_EXERCISE INSTRUCTIONS_
Filter the records for lines holding the string "public".

--- DATASET RECORDS Enclosed Below ---

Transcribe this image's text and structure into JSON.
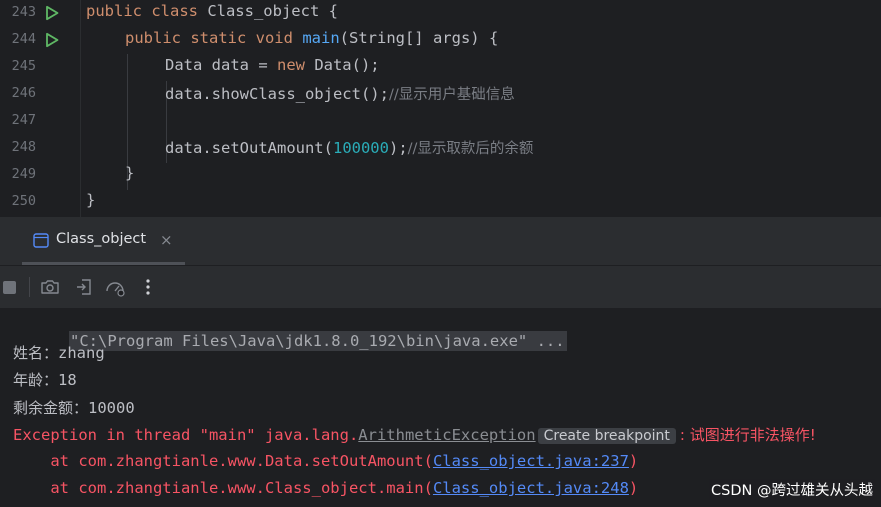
{
  "editor": {
    "lines": [
      {
        "num": "243",
        "run": true
      },
      {
        "num": "244",
        "run": true
      },
      {
        "num": "245",
        "run": false
      },
      {
        "num": "246",
        "run": false
      },
      {
        "num": "247",
        "run": false
      },
      {
        "num": "248",
        "run": false
      },
      {
        "num": "249",
        "run": false
      },
      {
        "num": "250",
        "run": false
      }
    ],
    "code": {
      "l243": {
        "kw": "public class",
        "rest": " Class_object {"
      },
      "l244": {
        "kw1": "public static void",
        "fn": "main",
        "rest": "(String[] args) {"
      },
      "l245": {
        "pre": "Data data = ",
        "kw": "new",
        "rest": " Data();"
      },
      "l246": {
        "pre": "data.showClass_object();",
        "cm": "//显示用户基础信息"
      },
      "l248": {
        "pre": "data.setOutAmount(",
        "num": "100000",
        "post": ");",
        "cm": "//显示取款后的余额"
      },
      "l249": "}",
      "l250": "}"
    }
  },
  "run_tab": {
    "label": "Class_object",
    "close": "×"
  },
  "toolbar": {
    "buttons": [
      "stop-icon",
      "camera-icon",
      "exit-icon",
      "gauge-icon",
      "more-vertical-icon"
    ]
  },
  "console": {
    "cmd": "\"C:\\Program Files\\Java\\jdk1.8.0_192\\bin\\java.exe\" ...",
    "name_label": "姓名：",
    "name_value": "zhang",
    "age_label": "年龄：",
    "age_value": "18",
    "balance_label": "剩余金额：",
    "balance_value": "10000",
    "exception_prefix": "Exception in thread \"main\" java.lang.",
    "exception_class": "ArithmeticException",
    "create_breakpoint": "Create breakpoint",
    "exception_message": ": 试图进行非法操作!",
    "trace1_prefix": "    at com.zhangtianle.www.Data.setOutAmount(",
    "trace1_link": "Class_object.java:237",
    "trace1_suffix": ")",
    "trace2_prefix": "    at com.zhangtianle.www.Class_object.main(",
    "trace2_link": "Class_object.java:248",
    "trace2_suffix": ")"
  },
  "watermark": "CSDN @跨过雄关从头越",
  "colors": {
    "background": "#1e1f22",
    "keyword": "#cf8e6d",
    "function": "#56a8f5",
    "number": "#2aacb8",
    "comment": "#7a7e85",
    "error": "#f75464",
    "link": "#548af7",
    "run_green": "#5fb865"
  }
}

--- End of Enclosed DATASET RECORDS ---

_ANSWER TO THIS TASK_
        "kw": "public class",
        "kw1": "public static void",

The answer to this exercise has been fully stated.